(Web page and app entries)
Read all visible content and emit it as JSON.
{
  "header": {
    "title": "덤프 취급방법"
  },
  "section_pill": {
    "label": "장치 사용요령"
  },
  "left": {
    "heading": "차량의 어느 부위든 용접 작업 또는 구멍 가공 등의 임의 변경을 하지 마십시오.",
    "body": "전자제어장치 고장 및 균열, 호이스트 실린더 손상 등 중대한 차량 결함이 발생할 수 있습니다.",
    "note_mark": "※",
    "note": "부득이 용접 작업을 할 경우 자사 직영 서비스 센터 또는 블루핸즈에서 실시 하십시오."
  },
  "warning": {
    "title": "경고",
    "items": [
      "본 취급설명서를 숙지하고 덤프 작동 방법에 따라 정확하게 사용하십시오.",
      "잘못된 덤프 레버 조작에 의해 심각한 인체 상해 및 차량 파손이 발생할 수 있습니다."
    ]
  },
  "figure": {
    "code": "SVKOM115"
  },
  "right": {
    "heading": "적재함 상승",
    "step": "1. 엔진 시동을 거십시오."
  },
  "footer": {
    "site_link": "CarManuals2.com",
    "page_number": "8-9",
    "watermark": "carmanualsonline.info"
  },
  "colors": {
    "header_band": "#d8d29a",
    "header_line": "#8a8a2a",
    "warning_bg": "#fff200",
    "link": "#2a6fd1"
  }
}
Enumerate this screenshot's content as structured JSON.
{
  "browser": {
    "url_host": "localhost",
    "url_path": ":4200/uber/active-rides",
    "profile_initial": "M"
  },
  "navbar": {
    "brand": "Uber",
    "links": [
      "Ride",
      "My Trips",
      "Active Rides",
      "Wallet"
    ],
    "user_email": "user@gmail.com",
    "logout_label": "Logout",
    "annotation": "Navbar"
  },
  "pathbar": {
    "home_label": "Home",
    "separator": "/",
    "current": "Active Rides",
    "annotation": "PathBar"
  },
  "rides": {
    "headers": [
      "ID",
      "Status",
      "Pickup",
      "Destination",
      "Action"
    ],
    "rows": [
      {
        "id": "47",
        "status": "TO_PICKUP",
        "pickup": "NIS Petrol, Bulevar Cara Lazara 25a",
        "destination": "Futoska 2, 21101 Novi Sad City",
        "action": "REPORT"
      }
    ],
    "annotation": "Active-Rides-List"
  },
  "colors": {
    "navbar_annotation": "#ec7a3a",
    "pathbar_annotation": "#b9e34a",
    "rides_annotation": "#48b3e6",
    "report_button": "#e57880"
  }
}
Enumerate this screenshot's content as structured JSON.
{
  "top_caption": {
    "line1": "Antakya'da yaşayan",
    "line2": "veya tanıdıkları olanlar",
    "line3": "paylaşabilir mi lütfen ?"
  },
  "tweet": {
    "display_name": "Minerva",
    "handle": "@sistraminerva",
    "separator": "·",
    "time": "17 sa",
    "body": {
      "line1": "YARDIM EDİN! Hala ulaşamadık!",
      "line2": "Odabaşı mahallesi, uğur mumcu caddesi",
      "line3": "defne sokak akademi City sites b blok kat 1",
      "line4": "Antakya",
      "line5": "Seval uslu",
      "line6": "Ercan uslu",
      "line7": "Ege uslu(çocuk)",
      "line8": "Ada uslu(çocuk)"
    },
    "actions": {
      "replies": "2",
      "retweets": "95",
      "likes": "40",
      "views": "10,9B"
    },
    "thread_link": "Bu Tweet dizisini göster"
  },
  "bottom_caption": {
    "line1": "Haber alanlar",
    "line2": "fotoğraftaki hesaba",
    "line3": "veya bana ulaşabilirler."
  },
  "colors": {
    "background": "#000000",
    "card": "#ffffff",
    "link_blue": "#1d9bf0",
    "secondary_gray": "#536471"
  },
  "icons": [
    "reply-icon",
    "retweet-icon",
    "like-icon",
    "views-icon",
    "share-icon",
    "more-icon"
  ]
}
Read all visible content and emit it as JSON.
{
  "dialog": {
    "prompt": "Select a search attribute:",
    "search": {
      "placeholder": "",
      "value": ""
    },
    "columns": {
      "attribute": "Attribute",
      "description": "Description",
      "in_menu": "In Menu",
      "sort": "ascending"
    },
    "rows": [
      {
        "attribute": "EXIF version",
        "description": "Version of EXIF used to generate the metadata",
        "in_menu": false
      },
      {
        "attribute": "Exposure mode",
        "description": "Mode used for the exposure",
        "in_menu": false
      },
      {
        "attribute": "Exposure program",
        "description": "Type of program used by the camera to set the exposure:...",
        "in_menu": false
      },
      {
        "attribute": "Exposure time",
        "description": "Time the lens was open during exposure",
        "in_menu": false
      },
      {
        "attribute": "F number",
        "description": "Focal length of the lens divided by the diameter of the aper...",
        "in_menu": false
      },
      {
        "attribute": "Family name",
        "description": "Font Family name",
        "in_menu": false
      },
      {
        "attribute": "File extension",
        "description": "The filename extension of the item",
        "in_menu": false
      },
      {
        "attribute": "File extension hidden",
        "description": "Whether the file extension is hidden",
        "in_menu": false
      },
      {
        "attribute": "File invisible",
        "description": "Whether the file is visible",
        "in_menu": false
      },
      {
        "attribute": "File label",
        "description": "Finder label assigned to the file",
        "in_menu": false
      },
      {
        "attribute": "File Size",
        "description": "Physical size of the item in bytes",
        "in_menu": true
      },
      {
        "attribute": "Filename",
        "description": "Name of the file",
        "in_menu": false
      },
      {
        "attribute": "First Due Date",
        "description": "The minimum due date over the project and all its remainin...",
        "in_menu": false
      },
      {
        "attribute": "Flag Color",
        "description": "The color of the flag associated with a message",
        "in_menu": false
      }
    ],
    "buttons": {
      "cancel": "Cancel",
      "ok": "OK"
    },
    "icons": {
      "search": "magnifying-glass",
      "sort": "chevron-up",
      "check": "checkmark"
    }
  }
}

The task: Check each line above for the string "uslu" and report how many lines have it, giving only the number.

Problem solution: 4